10/03/2013 10:38 am ET Updated Dec 03, 2013

How to Stop Stealing a Kid's Ambition (Part 2)

Last week, I explained how this generation of adults has unwittingly stolen the ambition of our children today. Certainly it's not true for everyone, but kids today are showing less ambition and drive than their parent's generation at the same age. Why you ask? In our preoccupation with safety and self-esteem, we have made them risk-averse and in our obsession to reward them just for showing up at the soccer game we've cultivated entitlement. Ribbons. Trophies. Medals. Stars. Prizes. Everyone is a winner. We've told them they are smart. They are amazing. They are awesome. It's all because we wanted them to feel good about themselves as they grew into adults. Unfortunately, this may work when they are 5-years-old. It doesn't at 10. It's backfired on us. Have you seen any early season episodes of American Idol on TV? Thousands of young people showing up to become a star who cannot sing at all. Someone told them they were gifted in music when they weren't. This may just be a snapshot of a generation. So many have been pushed in the wrong direction in the name of self-esteem.

By wanting our children and students to be happy, we may have created the most depressed population of kids in recent history. By leading them in this way, we have all but removed ambition in them. We have most certainly diminished their passion. Below is the reason why this philosophy has holes in it:

As their possibility of failure goes down, so does their value of success.

Think about it. If I grow up in a world where almost everything has been given to me, or made easy -- I start feeling entitled to it. In fact, I stop trying hard, because I know, somehow, an adult will ensure I get what I need or want.

One of the most valuable commodities we can cultivate in this emerging generation of kids is ambition. By this I don't mean selfish ambition, or some self-absorbed preoccupation. (Narcissism may or may not motivate a kid to try.) I am speaking of the internal drive to achieve and to grow. The motivation to excel in an area. It's the satisfaction of applying my gifts to something more than a virtual or video game. Further, it is a motivation that comes from serving or adding value to others.

I feel most valuable when I add value to other people.

Self-esteem is not something we can conjure up with a few affirming statements, or by giving them a ribbon just because they're pretty or showed up on time. It comes from them knowing who they are intrinsically, and using their gifts to contribute to a cause greater than them. I firmly believe ambition is part of the equation. Ambition builds self-esteem and vice versa. When I feel good about myself I tend to try harder. And when I try harder, I tend to feel better about myself.

So What Do We Do?
Here are some ideas for cultivating ambition in kids:

1. Let them fail, but when they do, interpret the failure with them.
Don't rescue them, but if they fall or fail, talk it over. Show them it's not the end of the world and is not a reflection on their identity.
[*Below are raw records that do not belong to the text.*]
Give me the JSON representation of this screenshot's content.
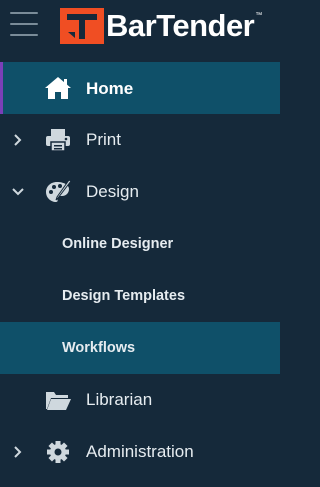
{
  "header": {
    "logo_text": "BarTender",
    "logo_tm": "™",
    "menu_icon": "hamburger-icon",
    "brand_color": "#f04e23"
  },
  "nav": {
    "items": [
      {
        "label": "Home",
        "icon": "home-icon",
        "active": true
      },
      {
        "label": "Print",
        "icon": "printer-icon",
        "expand": "chevron-right-icon"
      },
      {
        "label": "Design",
        "icon": "palette-icon",
        "expand": "chevron-down-icon"
      },
      {
        "label": "Online Designer"
      },
      {
        "label": "Design Templates"
      },
      {
        "label": "Workflows",
        "active": true
      },
      {
        "label": "Librarian",
        "icon": "folder-icon"
      },
      {
        "label": "Administration",
        "icon": "gear-icon",
        "expand": "chevron-right-icon"
      }
    ]
  },
  "colors": {
    "background": "#15293a",
    "active_background": "#0f5069",
    "active_accent": "#7b3fb8"
  }
}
It is a chance to try again.

2. Tell them stories about your failures.
My kids love to hear me talk about my past flops, failure and fumbles. As we laugh together, they think: Wow, if you did that and still made it... there's hope for me.

3. Help them put their finger on something they really want to achieve.
Goals are important. They are targets to shoot for, and either hit or miss. Once you identify a goal, help them create a plan to reach it. Ignite a passion in them.

4. Establish rewards that only come as they work hard and make progress.
Separate the idea of merely "showing up" from putting out effort. Big difference. Set a reward that they can get only if they really excel.

5. Discuss your ambitions and how you felt when you accomplished them.
Once again, it's the power of stories. Talk about an ambition you had years ago, and how you felt when you pursued it; how rewarding it was inside to earn it.

6. Communicate your love and belief in them, regardless of what happens.
Love should not be a reward for performing. Caring adults must demonstrate belief regardless of their accomplishments. This is a solid foundation for ambition.